• Exercise:
Output the entries exactly as they appear. Pictures should not be included.

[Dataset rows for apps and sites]
◇ ◇ ◇ ◇
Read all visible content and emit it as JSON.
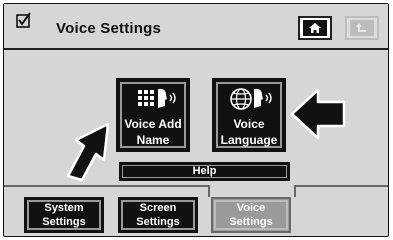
{
  "header": {
    "title": "Voice Settings",
    "home_icon": "home-icon",
    "back_icon": "back-arrow-icon"
  },
  "main": {
    "voice_add_name": {
      "label": "Voice Add\nName",
      "icon": "keypad-speaking-head-icon"
    },
    "voice_language": {
      "label": "Voice\nLanguage",
      "icon": "globe-speaking-head-icon"
    },
    "help_label": "Help"
  },
  "tabs": [
    {
      "label": "System\nSettings",
      "active": false
    },
    {
      "label": "Screen\nSettings",
      "active": false
    },
    {
      "label": "Voice\nSettings",
      "active": true
    }
  ],
  "colors": {
    "background": "#d6d6d6",
    "button": "#111111",
    "active_tab": "#9a9a9a"
  }
}
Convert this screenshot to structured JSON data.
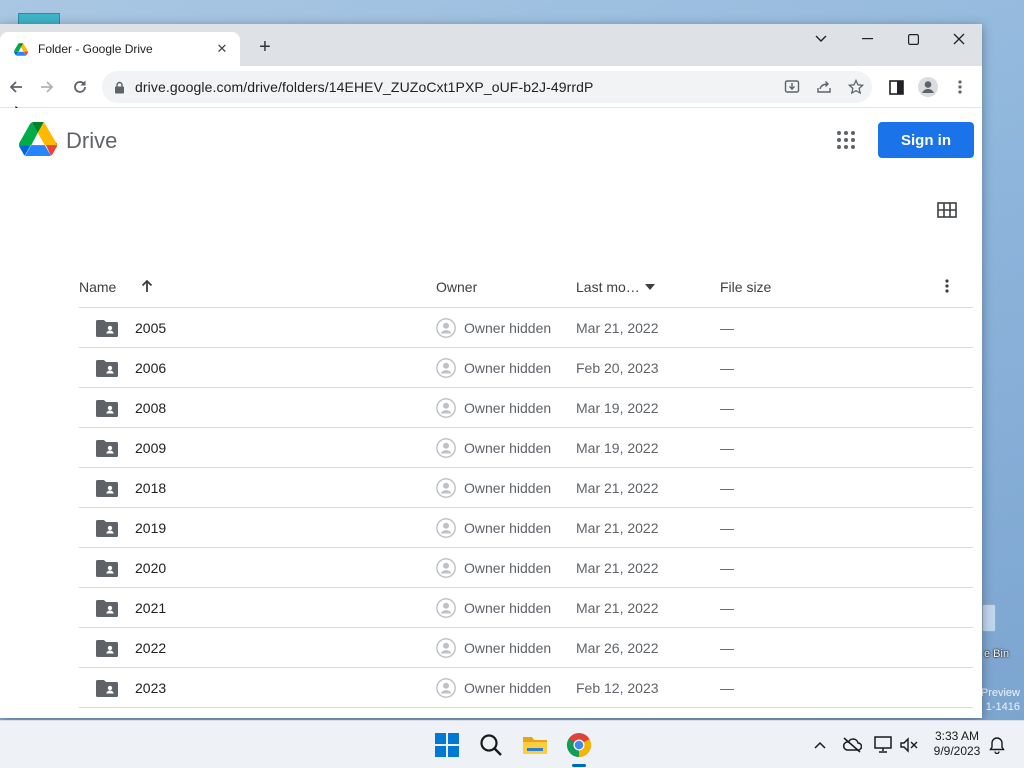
{
  "browser": {
    "tab_title": "Folder - Google Drive",
    "url": "drive.google.com/drive/folders/14EHEV_ZUZoCxt1PXP_oUF-b2J-49rrdP"
  },
  "drive": {
    "brand": "Drive",
    "sign_in_label": "Sign in",
    "columns": {
      "name": "Name",
      "owner": "Owner",
      "last_modified": "Last mo…",
      "file_size": "File size"
    },
    "rows": [
      {
        "name": "2005",
        "owner": "Owner hidden",
        "modified": "Mar 21, 2022",
        "size": "—"
      },
      {
        "name": "2006",
        "owner": "Owner hidden",
        "modified": "Feb 20, 2023",
        "size": "—"
      },
      {
        "name": "2008",
        "owner": "Owner hidden",
        "modified": "Mar 19, 2022",
        "size": "—"
      },
      {
        "name": "2009",
        "owner": "Owner hidden",
        "modified": "Mar 19, 2022",
        "size": "—"
      },
      {
        "name": "2018",
        "owner": "Owner hidden",
        "modified": "Mar 21, 2022",
        "size": "—"
      },
      {
        "name": "2019",
        "owner": "Owner hidden",
        "modified": "Mar 21, 2022",
        "size": "—"
      },
      {
        "name": "2020",
        "owner": "Owner hidden",
        "modified": "Mar 21, 2022",
        "size": "—"
      },
      {
        "name": "2021",
        "owner": "Owner hidden",
        "modified": "Mar 21, 2022",
        "size": "—"
      },
      {
        "name": "2022",
        "owner": "Owner hidden",
        "modified": "Mar 26, 2022",
        "size": "—"
      },
      {
        "name": "2023",
        "owner": "Owner hidden",
        "modified": "Feb 12, 2023",
        "size": "—"
      }
    ]
  },
  "desktop": {
    "recycle_bin_label": "e Bin",
    "watermark_line1": "Preview",
    "watermark_line2": "1-1416"
  },
  "taskbar": {
    "time": "3:33 AM",
    "date": "9/9/2023"
  },
  "colors": {
    "accent": "#1a73e8",
    "folder": "#5f6368",
    "tabstrip": "#dee1e6"
  }
}
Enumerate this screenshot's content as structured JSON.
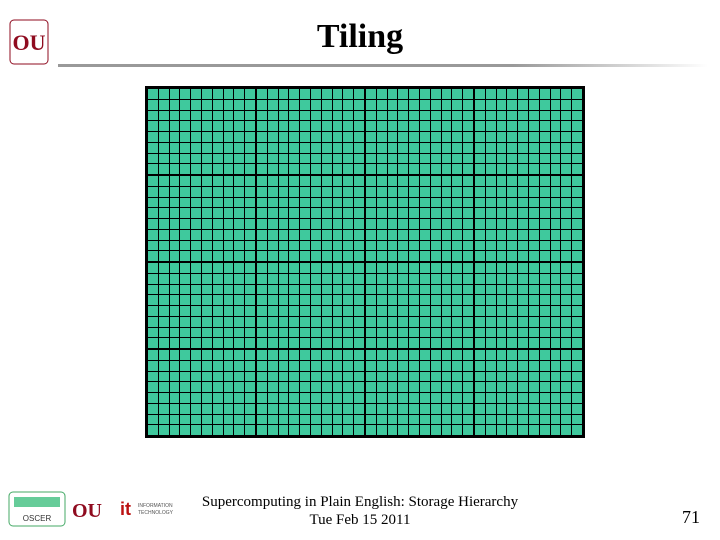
{
  "title": "Tiling",
  "grid": {
    "major_rows": 4,
    "major_cols": 4,
    "minor_rows": 8,
    "minor_cols": 10,
    "cell_color": "#3fc99d"
  },
  "footer": {
    "line1": "Supercomputing in Plain English: Storage Hierarchy",
    "line2": "Tue Feb 15 2011"
  },
  "page_number": "71",
  "logos": {
    "ou_main": "OU",
    "oscer": "OSCER",
    "ou_small": "OU",
    "it": "INFORMATION TECHNOLOGY"
  }
}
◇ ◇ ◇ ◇
• Solution below:
Read all visible content and emit it as JSON.
{
  "header": {
    "title": "Voice Settings",
    "home_icon": "home-icon",
    "back_icon": "back-arrow-icon"
  },
  "main": {
    "voice_add_name": {
      "label": "Voice Add\nName",
      "icon": "keypad-speaking-head-icon"
    },
    "voice_language": {
      "label": "Voice\nLanguage",
      "icon": "globe-speaking-head-icon"
    },
    "help_label": "Help"
  },
  "tabs": [
    {
      "label": "System\nSettings",
      "active": false
    },
    {
      "label": "Screen\nSettings",
      "active": false
    },
    {
      "label": "Voice\nSettings",
      "active": true
    }
  ],
  "colors": {
    "background": "#d6d6d6",
    "button": "#111111",
    "active_tab": "#9a9a9a"
  }
}
Convert this screenshot to structured JSON data.
{
  "browser": {
    "tab_title": "Folder - Google Drive",
    "url": "drive.google.com/drive/folders/14EHEV_ZUZoCxt1PXP_oUF-b2J-49rrdP"
  },
  "drive": {
    "brand": "Drive",
    "sign_in_label": "Sign in",
    "columns": {
      "name": "Name",
      "owner": "Owner",
      "last_modified": "Last mo…",
      "file_size": "File size"
    },
    "rows": [
      {
        "name": "2005",
        "owner": "Owner hidden",
        "modified": "Mar 21, 2022",
        "size": "—"
      },
      {
        "name": "2006",
        "owner": "Owner hidden",
        "modified": "Feb 20, 2023",
        "size": "—"
      },
      {
        "name": "2008",
        "owner": "Owner hidden",
        "modified": "Mar 19, 2022",
        "size": "—"
      },
      {
        "name": "2009",
        "owner": "Owner hidden",
        "modified": "Mar 19, 2022",
        "size": "—"
      },
      {
        "name": "2018",
        "owner": "Owner hidden",
        "modified": "Mar 21, 2022",
        "size": "—"
      },
      {
        "name": "2019",
        "owner": "Owner hidden",
        "modified": "Mar 21, 2022",
        "size": "—"
      },
      {
        "name": "2020",
        "owner": "Owner hidden",
        "modified": "Mar 21, 2022",
        "size": "—"
      },
      {
        "name": "2021",
        "owner": "Owner hidden",
        "modified": "Mar 21, 2022",
        "size": "—"
      },
      {
        "name": "2022",
        "owner": "Owner hidden",
        "modified": "Mar 26, 2022",
        "size": "—"
      },
      {
        "name": "2023",
        "owner": "Owner hidden",
        "modified": "Feb 12, 2023",
        "size": "—"
      }
    ]
  },
  "desktop": {
    "recycle_bin_label": "e Bin",
    "watermark_line1": "Preview",
    "watermark_line2": "1-1416"
  },
  "taskbar": {
    "time": "3:33 AM",
    "date": "9/9/2023"
  },
  "colors": {
    "accent": "#1a73e8",
    "folder": "#5f6368",
    "tabstrip": "#dee1e6"
  }
}
Enumerate this screenshot's content as structured JSON.
{
  "title": "Tiling",
  "grid": {
    "major_rows": 4,
    "major_cols": 4,
    "minor_rows": 8,
    "minor_cols": 10,
    "cell_color": "#3fc99d"
  },
  "footer": {
    "line1": "Supercomputing in Plain English: Storage Hierarchy",
    "line2": "Tue Feb 15 2011"
  },
  "page_number": "71",
  "logos": {
    "ou_main": "OU",
    "oscer": "OSCER",
    "ou_small": "OU",
    "it": "INFORMATION TECHNOLOGY"
  }
}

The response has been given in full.